After causing a shutdown and threatening the nation's creditworthiness, Congress seems to be unable to get anything done these days.
But there is hope that Congress could soon pass a major piece of legislation: the farm bill, a far-reaching piece of legislation that is renewed about every five years.The House and Senate will meet this week to work out the differences in their respective farm bills, an encouraging step at a time when gridlock is the norm.
Despite the name, the farm bill affects far more than the small population of Americans who work as farmers or ranchers. Below is a rundown of who should care about the outcome of the latest farm bill.
Changes to the Supplemental Nutrition Assistance Program, the nation's food stamp program, will likely be the biggest stumbling block in the farm bill negotiations. Around 80 percent of all farm and food stamp spending goes to SNAP, according to the Associated Press. The House version of the bill would cut nearly $40 billion from SNAP over the next 10 years, a provision that President Obama has vowed to veto.
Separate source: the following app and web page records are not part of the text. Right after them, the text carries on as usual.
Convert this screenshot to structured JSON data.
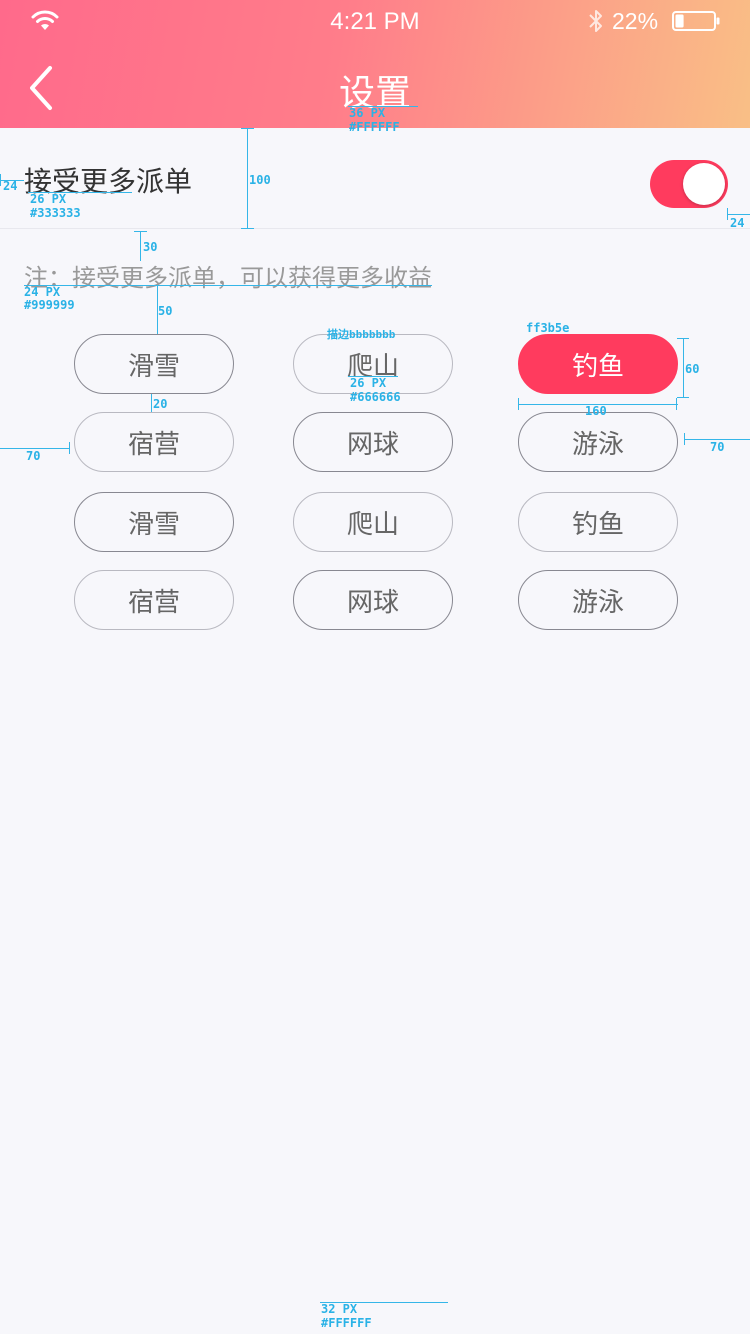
{
  "status_bar": {
    "time": "4:21 PM",
    "battery_percent": "22%",
    "battery_level": 0.22
  },
  "header": {
    "title": "设置"
  },
  "setting": {
    "label": "接受更多派单",
    "toggle_on": true
  },
  "note": "注：接受更多派单，可以获得更多收益",
  "chips": [
    {
      "label": "滑雪",
      "selected": false
    },
    {
      "label": "爬山",
      "selected": false
    },
    {
      "label": "钓鱼",
      "selected": true
    },
    {
      "label": "宿营",
      "selected": false
    },
    {
      "label": "网球",
      "selected": false
    },
    {
      "label": "游泳",
      "selected": false
    },
    {
      "label": "滑雪",
      "selected": false
    },
    {
      "label": "爬山",
      "selected": false
    },
    {
      "label": "钓鱼",
      "selected": false
    },
    {
      "label": "宿营",
      "selected": false
    },
    {
      "label": "网球",
      "selected": false
    },
    {
      "label": "游泳",
      "selected": false
    }
  ],
  "colors": {
    "accent": "#ff3b5e",
    "header_gradient_start": "#ff6a8b",
    "header_gradient_end": "#f9bf86",
    "text_primary": "#333333",
    "text_secondary": "#999999",
    "chip_text": "#666666",
    "background": "#f7f7fb"
  },
  "annotations": {
    "title_spec": "36 PX",
    "title_color": "#FFFFFF",
    "label_size": "26 PX",
    "label_color": "#333333",
    "note_size": "24 PX",
    "note_color": "#999999",
    "chip_size": "26 PX",
    "chip_color": "#666666",
    "stroke_note": "描边bbbbbbb",
    "accent_hex": "ff3b5e",
    "bottom_size": "32 PX",
    "bottom_color": "#FFFFFF",
    "m24": "24",
    "m100": "100",
    "m30": "30",
    "m50": "50",
    "m20": "20",
    "m60": "60",
    "m160": "160",
    "m70": "70",
    "m24b": "24",
    "m70b": "70"
  }
}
The Democratic-led Senate's bill, meanwhile, includes cuts of roughly $4.5 billion.
Though the House had proposed a bill that split out food stamp funding, some groups argued for keeping SNAP in, partly because SNAP draws the attention of even big-city lawmakers.
"From our perspective, when you're doing a farm bill and you've got the nutrition title in there, you've got it worked out in a fashion that typically will help bring in urban, suburban votes," says Dale Moore, executive director of public policy at the American Farm Bureau, a farm advocacy organization.
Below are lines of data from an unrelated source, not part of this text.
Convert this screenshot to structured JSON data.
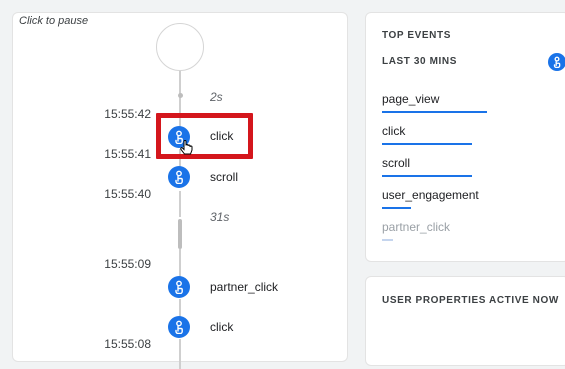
{
  "stream": {
    "pause_hint": "Click to pause",
    "gaps": [
      {
        "label": "2s"
      },
      {
        "label": "31s"
      }
    ],
    "times": [
      "15:55:42",
      "15:55:41",
      "15:55:40",
      "15:55:09",
      "15:55:08"
    ],
    "events": [
      {
        "label": "click",
        "icon": "user-touch-icon",
        "highlighted": true
      },
      {
        "label": "scroll",
        "icon": "user-touch-icon"
      },
      {
        "label": "partner_click",
        "icon": "user-touch-icon"
      },
      {
        "label": "click",
        "icon": "user-touch-icon"
      }
    ],
    "highlight_color": "#d4161c"
  },
  "top_events": {
    "title": "TOP EVENTS",
    "subtitle": "LAST 30 MINS",
    "items": [
      {
        "label": "page_view",
        "share": 1.0
      },
      {
        "label": "click",
        "share": 0.86
      },
      {
        "label": "scroll",
        "share": 0.86
      },
      {
        "label": "user_engagement",
        "share": 0.28
      },
      {
        "label": "partner_click",
        "share": 0.1
      }
    ]
  },
  "user_properties": {
    "title": "USER PROPERTIES ACTIVE NOW"
  },
  "colors": {
    "accent": "#1a73e8",
    "background": "#f1f3f4"
  }
}
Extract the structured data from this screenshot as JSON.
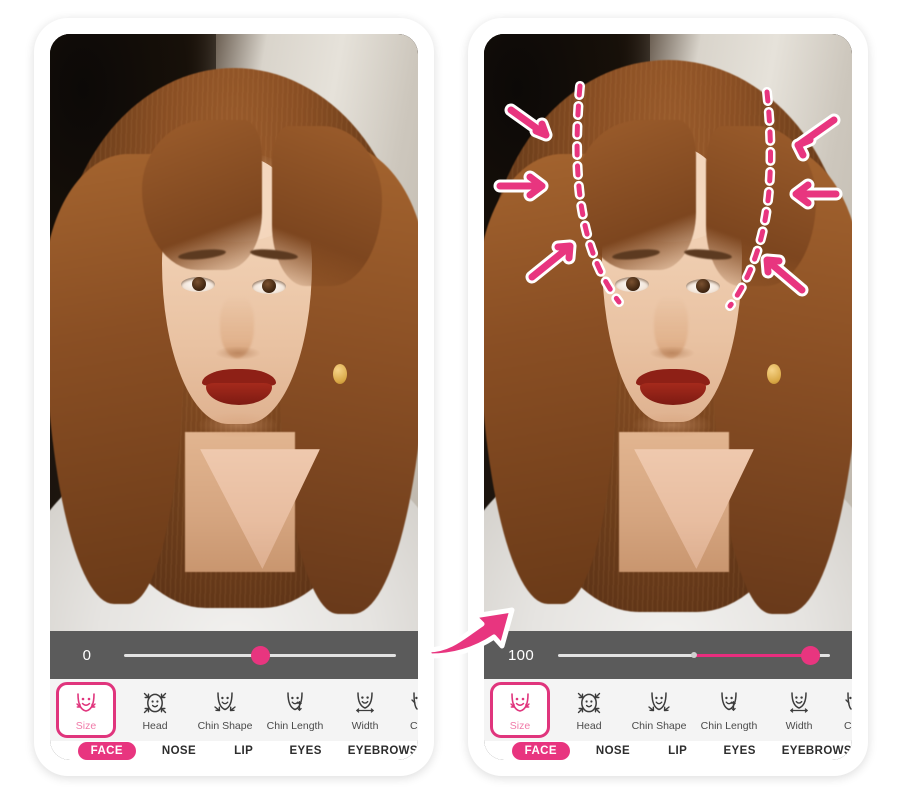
{
  "app": {
    "type": "photo-face-editor",
    "comparison": "before-after",
    "accent_color": "#e8357f",
    "slider_bar_color": "#5b5b5b",
    "tool_strip_color": "#f4f4f4",
    "page_background": "#ffffff"
  },
  "panels": [
    {
      "id": "before",
      "slider": {
        "value_label": "0",
        "value": 0,
        "min": -100,
        "max": 100,
        "knob_percent": 50,
        "fill_percent": 0,
        "fill_from_center": true
      },
      "tools": [
        {
          "label": "Size",
          "icon": "face-size-icon",
          "active": true
        },
        {
          "label": "Head",
          "icon": "head-resize-icon",
          "active": false
        },
        {
          "label": "Chin Shape",
          "icon": "chin-shape-icon",
          "active": false
        },
        {
          "label": "Chin Length",
          "icon": "chin-length-icon",
          "active": false
        },
        {
          "label": "Width",
          "icon": "face-width-icon",
          "active": false
        },
        {
          "label": "Cl",
          "icon": "cheek-icon",
          "active": false
        }
      ],
      "categories": [
        {
          "label": "FACE",
          "active": true
        },
        {
          "label": "NOSE",
          "active": false
        },
        {
          "label": "LIP",
          "active": false
        },
        {
          "label": "EYES",
          "active": false
        },
        {
          "label": "EYEBROWS",
          "active": false
        }
      ],
      "photo": {
        "subject": "young woman portrait, auburn hair, red lipstick, grey sweater"
      },
      "overlay_guides": false
    },
    {
      "id": "after",
      "slider": {
        "value_label": "100",
        "value": 100,
        "min": -100,
        "max": 100,
        "knob_percent": 93,
        "fill_percent": 93,
        "fill_from_center": true
      },
      "tools": [
        {
          "label": "Size",
          "icon": "face-size-icon",
          "active": true
        },
        {
          "label": "Head",
          "icon": "head-resize-icon",
          "active": false
        },
        {
          "label": "Chin Shape",
          "icon": "chin-shape-icon",
          "active": false
        },
        {
          "label": "Chin Length",
          "icon": "chin-length-icon",
          "active": false
        },
        {
          "label": "Width",
          "icon": "face-width-icon",
          "active": false
        },
        {
          "label": "Cl",
          "icon": "cheek-icon",
          "active": false
        }
      ],
      "categories": [
        {
          "label": "FACE",
          "active": true
        },
        {
          "label": "NOSE",
          "active": false
        },
        {
          "label": "LIP",
          "active": false
        },
        {
          "label": "EYES",
          "active": false
        },
        {
          "label": "EYEBROWS",
          "active": false
        }
      ],
      "photo": {
        "subject": "young woman portrait, auburn hair, red lipstick, grey sweater"
      },
      "overlay_guides": true,
      "guide_annotation": {
        "dashed_outline_color": "#e8357f",
        "dashed_outline_halo": "#ffffff",
        "arrow_color": "#e8357f",
        "arrow_outline": "#ffffff",
        "left_arrow_count": 3,
        "right_arrow_count": 3,
        "meaning": "face slimming inward"
      }
    }
  ],
  "transition": {
    "icon": "right-arrow-icon",
    "color": "#e8357f",
    "outline": "#ffffff"
  }
}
This means rural farmers who might not even know anyone on food stamps are also closely watching to see what happens with the SNAP program.
"My first concern is they're going to be too far apart on nutrition," says Doug Peterson, president of the Minnesota Farmers Union.
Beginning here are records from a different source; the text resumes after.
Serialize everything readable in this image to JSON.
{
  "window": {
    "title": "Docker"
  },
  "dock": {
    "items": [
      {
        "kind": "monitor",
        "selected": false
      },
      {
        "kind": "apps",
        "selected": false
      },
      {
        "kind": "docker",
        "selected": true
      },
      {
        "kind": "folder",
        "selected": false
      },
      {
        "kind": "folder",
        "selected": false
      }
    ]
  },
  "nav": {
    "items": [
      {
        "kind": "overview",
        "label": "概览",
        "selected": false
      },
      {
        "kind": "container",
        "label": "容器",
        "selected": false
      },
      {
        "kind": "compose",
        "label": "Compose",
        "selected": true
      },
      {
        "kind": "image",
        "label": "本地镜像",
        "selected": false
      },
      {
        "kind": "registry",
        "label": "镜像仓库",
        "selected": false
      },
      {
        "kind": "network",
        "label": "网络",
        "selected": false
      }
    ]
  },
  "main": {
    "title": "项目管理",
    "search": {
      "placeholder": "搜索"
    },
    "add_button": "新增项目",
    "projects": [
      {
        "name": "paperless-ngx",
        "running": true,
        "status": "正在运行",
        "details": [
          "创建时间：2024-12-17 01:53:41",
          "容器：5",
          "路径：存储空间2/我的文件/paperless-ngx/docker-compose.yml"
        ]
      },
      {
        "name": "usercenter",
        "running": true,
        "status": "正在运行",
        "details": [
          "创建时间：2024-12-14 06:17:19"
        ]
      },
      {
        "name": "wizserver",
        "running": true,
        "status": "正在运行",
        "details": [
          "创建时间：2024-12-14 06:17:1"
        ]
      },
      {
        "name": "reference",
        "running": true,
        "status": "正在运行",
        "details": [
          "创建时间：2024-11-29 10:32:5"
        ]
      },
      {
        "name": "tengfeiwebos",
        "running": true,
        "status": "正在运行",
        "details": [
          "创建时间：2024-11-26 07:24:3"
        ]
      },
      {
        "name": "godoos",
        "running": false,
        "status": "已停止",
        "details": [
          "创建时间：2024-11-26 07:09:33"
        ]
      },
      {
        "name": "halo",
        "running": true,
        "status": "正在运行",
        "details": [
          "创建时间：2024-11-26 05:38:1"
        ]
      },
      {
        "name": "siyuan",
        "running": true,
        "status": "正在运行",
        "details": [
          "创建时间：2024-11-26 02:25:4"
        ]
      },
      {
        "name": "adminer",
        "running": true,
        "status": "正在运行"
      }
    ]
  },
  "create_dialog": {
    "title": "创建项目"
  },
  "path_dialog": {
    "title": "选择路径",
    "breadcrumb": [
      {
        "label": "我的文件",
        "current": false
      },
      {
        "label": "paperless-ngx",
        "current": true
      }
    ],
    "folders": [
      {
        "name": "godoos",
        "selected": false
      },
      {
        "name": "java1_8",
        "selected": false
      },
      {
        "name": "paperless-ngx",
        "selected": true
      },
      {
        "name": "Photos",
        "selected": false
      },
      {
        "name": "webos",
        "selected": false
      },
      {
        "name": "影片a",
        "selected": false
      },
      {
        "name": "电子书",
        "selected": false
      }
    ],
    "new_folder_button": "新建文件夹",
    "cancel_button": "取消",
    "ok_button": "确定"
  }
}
If the farm bill is not passed, decades-old milk price supports dating back to 1949 will expire. That would force the government to buy milk at prices far higher than market price, which could push the price per gallon of milk at the supermarket from $6 to $8 a gallon. If the worry seems familiar, that's because it is. At the end of 2012, in what some dubbed the "dairy cliff," the price of milk likewise threatened to skyrocket without congressional action.
With the expiration of the farm bill at the beginning of October came the expiration of the Livestock Indemnity Program, a program that compensates farmers when livestock are killed in natural disasters. That hurts farmers whose herds can easily fall victim to catastrophes, like the early-October blizzard that killed tens of thousands of cattle in the northern plains.
Congress can't stop events like that from happening, but it can help farmers bounce back after such a crippling loss. The South Dakota disaster cut beef supply, which could mean higher meat prices. Helping farmers stick around after losing large swaths of their herds could help them again boost their supply in the future.
In the complex mix of farm bill programs, both the House and Senate have found one place where they can agree: direct payments. These $5 billion in subsidy payments are sent to farmers every year, regardless of whether it was a boom or bust year for yields. Both the House and Senate bills include provisions to end these payments, and even some groups that speak on behalf of farmers support ending the program.
"You can't justify getting a check from the government when you have a pretty good crop. You can't wash that out with consumers or elected officials," says Peterson.
It goes without saying that while steak prices might go up a little after a drought or blizzard, the ranchers who lose their livelihoods are the ones who feel that pain more. An extension of the Livestock Indemnity Program is just one example of the safeguards the farm bill contains. Though they'll likely lose direct payments under whatever compromise bill is passed, farmers could still see some boosts to other parts of the safety net for bad years.